• [Task brief] Which of the lines in the records below hold the string "Keine"? Copy every one of them.

• [Records provided]

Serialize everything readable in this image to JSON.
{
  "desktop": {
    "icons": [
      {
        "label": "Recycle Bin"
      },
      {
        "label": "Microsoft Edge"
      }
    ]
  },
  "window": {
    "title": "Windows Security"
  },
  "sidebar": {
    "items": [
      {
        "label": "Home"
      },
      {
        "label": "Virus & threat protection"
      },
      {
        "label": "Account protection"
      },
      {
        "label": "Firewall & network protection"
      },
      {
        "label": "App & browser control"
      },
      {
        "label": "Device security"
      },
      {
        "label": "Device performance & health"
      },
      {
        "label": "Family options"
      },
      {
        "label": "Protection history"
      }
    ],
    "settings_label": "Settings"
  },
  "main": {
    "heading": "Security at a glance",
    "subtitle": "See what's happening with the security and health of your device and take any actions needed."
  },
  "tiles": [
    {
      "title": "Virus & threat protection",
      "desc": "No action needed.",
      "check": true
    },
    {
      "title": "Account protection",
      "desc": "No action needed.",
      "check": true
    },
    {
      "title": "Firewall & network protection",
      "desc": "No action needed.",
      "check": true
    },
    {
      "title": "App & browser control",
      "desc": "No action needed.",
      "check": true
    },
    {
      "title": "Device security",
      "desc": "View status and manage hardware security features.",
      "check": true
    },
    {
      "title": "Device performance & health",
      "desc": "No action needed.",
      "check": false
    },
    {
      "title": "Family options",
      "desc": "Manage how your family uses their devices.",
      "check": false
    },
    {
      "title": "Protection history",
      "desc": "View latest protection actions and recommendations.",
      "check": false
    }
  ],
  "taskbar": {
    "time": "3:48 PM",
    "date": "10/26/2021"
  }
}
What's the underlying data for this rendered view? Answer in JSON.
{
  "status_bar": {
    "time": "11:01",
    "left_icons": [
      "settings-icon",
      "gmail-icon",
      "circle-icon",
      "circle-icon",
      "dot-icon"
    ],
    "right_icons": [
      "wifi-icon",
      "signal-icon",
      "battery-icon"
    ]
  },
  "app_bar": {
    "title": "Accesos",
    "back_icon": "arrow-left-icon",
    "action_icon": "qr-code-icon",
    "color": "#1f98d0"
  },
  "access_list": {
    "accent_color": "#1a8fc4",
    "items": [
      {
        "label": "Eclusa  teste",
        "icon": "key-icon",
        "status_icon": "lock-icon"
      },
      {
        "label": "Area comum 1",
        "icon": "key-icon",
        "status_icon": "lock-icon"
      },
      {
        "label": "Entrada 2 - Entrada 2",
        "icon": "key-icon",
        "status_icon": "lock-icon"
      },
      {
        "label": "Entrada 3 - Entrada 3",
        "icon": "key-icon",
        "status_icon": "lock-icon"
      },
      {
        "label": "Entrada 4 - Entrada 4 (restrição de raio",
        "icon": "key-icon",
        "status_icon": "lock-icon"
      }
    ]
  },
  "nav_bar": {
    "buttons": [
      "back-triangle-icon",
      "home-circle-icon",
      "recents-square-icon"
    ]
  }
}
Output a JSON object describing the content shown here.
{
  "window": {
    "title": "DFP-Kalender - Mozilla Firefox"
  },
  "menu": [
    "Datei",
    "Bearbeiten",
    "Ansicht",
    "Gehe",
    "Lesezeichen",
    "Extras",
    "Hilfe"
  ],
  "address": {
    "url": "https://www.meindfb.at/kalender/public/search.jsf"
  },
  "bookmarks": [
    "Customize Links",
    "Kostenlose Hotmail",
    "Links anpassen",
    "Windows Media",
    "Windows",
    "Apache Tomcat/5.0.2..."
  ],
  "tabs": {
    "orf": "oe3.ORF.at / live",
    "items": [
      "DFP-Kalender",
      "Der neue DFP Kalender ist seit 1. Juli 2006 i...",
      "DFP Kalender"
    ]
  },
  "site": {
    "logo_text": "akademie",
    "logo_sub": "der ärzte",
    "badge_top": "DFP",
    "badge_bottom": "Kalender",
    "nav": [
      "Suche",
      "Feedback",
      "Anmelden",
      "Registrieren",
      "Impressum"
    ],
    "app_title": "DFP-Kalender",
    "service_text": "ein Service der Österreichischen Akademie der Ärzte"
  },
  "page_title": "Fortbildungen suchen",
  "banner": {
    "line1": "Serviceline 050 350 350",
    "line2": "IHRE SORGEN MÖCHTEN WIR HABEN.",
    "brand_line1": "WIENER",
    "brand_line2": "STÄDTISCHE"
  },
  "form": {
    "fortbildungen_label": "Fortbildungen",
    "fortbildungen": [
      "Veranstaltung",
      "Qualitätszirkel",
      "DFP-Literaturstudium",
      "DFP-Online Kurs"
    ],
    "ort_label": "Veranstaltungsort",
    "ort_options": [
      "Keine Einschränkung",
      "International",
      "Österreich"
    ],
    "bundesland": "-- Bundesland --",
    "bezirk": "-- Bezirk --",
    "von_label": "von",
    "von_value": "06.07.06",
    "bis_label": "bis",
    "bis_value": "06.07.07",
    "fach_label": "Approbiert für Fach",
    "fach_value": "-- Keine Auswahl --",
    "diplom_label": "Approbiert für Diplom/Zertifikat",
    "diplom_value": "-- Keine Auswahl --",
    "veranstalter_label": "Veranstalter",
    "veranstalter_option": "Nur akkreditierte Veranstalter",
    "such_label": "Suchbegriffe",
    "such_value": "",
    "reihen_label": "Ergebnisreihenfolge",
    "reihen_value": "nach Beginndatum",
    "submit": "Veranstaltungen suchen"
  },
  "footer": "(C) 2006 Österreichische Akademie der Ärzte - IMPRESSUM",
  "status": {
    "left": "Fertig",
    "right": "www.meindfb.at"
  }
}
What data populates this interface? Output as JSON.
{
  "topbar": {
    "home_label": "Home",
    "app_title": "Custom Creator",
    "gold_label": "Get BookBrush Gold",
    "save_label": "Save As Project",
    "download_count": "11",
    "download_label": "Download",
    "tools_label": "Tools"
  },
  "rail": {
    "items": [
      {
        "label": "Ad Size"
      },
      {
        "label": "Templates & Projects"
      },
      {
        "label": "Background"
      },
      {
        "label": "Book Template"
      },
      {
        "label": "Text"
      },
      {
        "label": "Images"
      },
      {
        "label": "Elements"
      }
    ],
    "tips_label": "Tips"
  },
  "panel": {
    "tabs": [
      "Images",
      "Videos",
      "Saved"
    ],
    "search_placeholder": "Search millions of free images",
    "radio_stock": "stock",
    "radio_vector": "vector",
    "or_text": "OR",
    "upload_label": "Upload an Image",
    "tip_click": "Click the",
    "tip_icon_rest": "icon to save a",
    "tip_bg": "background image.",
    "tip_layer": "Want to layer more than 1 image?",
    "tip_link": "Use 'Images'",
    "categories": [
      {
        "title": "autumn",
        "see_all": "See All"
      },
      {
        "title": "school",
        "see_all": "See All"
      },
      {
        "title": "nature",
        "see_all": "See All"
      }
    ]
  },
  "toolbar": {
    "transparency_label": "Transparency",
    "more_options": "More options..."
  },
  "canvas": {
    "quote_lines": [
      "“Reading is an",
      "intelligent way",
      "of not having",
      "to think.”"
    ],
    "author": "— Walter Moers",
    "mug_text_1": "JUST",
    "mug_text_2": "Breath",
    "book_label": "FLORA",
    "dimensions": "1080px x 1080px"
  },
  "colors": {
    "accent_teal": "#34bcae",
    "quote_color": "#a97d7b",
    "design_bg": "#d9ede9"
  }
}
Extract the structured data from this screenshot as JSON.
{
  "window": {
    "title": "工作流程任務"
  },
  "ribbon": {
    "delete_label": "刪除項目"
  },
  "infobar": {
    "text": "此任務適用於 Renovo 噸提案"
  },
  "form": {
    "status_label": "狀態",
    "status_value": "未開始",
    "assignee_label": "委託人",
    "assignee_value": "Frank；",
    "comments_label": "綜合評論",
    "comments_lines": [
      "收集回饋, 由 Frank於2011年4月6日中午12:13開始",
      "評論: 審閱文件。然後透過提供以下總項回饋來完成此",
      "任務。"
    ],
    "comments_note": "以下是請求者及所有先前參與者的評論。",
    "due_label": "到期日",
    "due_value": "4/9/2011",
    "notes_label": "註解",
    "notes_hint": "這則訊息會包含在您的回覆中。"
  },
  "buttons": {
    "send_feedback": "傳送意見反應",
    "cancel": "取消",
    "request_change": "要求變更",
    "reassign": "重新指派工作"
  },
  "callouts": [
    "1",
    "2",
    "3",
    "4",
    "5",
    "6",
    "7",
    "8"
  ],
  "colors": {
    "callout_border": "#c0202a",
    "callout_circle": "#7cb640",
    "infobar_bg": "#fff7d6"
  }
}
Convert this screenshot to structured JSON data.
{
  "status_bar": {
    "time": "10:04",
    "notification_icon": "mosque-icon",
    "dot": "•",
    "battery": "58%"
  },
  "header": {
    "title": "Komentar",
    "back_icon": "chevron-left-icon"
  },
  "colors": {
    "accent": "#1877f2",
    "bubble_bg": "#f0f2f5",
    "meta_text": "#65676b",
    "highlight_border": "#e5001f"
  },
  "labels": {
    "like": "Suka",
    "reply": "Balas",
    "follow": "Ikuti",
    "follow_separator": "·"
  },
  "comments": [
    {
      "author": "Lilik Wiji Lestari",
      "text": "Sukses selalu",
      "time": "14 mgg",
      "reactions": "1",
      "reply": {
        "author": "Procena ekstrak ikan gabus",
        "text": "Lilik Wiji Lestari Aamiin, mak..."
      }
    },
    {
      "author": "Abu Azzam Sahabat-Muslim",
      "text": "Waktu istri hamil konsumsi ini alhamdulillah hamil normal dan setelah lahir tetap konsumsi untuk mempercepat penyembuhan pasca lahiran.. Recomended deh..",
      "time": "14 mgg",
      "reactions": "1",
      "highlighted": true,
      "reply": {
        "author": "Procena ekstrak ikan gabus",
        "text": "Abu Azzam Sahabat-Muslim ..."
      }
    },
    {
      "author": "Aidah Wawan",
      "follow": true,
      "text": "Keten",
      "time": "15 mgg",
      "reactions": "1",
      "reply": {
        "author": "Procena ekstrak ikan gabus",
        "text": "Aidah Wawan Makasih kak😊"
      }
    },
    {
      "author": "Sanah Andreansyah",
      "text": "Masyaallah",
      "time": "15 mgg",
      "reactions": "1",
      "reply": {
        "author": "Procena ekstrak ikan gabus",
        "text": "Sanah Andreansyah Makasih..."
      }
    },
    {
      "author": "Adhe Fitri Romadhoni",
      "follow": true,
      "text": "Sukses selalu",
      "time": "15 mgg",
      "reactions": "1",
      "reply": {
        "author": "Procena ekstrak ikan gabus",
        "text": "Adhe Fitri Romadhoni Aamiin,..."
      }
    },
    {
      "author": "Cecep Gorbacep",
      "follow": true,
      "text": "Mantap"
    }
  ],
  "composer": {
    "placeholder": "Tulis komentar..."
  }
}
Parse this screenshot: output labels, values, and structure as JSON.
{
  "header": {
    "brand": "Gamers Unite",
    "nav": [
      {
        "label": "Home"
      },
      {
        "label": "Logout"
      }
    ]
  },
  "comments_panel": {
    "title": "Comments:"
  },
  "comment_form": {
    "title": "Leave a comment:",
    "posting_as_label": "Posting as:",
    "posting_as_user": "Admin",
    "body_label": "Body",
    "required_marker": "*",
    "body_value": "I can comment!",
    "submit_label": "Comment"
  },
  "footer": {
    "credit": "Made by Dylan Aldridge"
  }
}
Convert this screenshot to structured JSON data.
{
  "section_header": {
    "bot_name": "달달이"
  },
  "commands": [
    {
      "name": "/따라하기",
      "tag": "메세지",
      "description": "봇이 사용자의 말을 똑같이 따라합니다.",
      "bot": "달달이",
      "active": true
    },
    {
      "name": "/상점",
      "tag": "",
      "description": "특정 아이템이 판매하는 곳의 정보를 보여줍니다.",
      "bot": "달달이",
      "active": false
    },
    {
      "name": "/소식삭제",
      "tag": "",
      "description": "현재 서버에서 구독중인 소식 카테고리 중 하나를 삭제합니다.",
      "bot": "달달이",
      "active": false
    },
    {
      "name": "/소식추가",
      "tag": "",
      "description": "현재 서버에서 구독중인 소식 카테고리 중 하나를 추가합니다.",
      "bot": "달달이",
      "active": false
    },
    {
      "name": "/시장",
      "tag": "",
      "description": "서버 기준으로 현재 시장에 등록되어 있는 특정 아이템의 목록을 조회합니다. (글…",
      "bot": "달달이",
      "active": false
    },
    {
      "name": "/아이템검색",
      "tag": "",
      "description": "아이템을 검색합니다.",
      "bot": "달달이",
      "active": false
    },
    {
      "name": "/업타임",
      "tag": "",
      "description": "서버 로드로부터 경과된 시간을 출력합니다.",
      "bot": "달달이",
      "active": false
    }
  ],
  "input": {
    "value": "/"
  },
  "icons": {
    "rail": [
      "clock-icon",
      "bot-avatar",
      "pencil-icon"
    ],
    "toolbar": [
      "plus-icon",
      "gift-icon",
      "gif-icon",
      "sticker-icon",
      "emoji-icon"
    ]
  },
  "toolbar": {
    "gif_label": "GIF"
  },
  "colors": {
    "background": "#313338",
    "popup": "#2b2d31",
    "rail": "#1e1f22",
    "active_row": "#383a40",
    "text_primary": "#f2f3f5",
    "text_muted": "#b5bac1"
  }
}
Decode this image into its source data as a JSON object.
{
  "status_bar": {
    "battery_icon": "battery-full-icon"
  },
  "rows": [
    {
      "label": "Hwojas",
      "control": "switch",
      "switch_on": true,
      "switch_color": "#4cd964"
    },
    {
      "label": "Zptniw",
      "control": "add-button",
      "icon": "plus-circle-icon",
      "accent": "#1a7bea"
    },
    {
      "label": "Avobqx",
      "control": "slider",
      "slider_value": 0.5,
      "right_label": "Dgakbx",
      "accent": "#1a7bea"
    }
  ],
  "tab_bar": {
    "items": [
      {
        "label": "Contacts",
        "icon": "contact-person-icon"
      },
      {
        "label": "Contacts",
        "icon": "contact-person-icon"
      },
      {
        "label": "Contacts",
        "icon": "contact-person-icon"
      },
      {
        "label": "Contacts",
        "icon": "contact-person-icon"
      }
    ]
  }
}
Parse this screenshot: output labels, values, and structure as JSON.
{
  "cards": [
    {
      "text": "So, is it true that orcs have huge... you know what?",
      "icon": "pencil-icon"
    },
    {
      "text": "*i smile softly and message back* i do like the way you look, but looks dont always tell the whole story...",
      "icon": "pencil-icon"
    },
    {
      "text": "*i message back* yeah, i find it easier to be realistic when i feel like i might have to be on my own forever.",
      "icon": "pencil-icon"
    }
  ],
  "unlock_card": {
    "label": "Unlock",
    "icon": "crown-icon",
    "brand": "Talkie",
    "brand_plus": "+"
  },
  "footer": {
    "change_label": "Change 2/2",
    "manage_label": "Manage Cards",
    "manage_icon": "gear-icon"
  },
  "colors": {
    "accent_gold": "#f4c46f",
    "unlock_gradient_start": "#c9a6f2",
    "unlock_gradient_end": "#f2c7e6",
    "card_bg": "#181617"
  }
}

• [Exercise response]
      "Keine Einschränkung",
    "fach_value": "-- Keine Auswahl --",
    "diplom_value": "-- Keine Auswahl --",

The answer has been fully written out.